So, this year, we decided to swap out the word “Marketing” for the more accurate title of “Digital Analyst.” The nature of the internship itself—and our complete description of it in the body of our posting—has not significantly changed. We also decided not to offer the PM Internship at all, for unrelated reasons. We received twenty-four reasonably qualified DA applicants compared to last year’s 125 Marketing applicants. And it seems safe to say that the roughly one-hundred-applicant difference in this category probably accounts for this year’s dip in overall application volume.

From the start, we’ve asked applicants how they find out about Viget and our internship program. This information helps us understand how to recruit for the following year’s crop.

By “Viget Stuff,” we mean anything generated by our people here at Viget: our client work, events we attend or speak at, our blog posts, and word-of-mouth leads. More and more, I find, our top internship applicants hear about us via “word-of-mouth” in particular. When we first started our summer program three years ago, “word-of-mouth” was an infrequent applicant source.
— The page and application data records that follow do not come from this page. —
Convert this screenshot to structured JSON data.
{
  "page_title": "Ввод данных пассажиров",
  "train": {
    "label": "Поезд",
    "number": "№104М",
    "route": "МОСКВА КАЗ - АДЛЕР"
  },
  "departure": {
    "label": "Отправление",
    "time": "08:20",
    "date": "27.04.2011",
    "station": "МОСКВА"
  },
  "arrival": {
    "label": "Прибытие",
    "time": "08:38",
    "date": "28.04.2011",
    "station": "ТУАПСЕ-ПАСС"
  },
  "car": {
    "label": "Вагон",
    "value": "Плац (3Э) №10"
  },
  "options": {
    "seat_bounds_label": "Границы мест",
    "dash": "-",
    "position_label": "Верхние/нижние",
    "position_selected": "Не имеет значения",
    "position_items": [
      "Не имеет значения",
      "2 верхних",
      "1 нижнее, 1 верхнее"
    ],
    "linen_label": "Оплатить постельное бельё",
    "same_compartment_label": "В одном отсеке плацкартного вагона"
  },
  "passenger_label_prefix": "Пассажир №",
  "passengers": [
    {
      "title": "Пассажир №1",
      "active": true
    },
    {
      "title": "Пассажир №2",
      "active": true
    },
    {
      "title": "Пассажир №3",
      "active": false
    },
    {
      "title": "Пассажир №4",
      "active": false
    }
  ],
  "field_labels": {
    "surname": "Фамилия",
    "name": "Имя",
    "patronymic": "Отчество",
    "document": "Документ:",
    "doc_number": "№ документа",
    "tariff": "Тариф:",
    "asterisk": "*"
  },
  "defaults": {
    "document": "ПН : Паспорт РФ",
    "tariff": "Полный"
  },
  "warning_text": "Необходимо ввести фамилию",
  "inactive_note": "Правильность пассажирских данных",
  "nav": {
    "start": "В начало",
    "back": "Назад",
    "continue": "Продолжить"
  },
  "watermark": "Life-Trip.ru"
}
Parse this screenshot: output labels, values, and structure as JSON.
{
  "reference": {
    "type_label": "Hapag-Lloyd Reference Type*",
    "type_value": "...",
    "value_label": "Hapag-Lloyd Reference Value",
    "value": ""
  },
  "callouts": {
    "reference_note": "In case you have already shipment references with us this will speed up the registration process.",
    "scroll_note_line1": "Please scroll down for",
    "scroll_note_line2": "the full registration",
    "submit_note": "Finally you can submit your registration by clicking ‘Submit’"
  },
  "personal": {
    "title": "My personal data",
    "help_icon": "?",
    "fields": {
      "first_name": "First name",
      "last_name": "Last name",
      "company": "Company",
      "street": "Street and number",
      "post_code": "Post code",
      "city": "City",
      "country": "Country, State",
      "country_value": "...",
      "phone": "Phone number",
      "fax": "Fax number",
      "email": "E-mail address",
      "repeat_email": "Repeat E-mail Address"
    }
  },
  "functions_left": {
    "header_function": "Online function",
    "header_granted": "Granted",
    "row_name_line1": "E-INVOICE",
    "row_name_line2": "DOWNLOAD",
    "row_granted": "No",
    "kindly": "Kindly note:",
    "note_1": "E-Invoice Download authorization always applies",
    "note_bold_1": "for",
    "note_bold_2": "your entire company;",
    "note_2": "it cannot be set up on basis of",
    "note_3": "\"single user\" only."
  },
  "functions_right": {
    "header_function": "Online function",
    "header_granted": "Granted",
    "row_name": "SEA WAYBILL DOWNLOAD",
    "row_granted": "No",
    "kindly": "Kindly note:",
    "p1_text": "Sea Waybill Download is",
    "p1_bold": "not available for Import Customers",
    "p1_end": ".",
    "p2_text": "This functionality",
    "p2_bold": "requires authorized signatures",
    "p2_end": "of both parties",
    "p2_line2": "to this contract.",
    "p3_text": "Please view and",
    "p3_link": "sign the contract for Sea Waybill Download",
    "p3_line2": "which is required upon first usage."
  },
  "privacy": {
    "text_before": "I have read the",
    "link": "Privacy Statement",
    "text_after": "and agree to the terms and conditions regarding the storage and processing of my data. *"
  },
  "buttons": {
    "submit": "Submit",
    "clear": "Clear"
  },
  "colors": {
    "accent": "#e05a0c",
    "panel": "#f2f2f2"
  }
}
Now, I regularly hear, “my friend told me to apply” or “my professor mentioned it.” That’s a great sign that, as our internship program becomes more effective and cohesive each year, so does our broader community of former interns, professors, and friends spreading the word.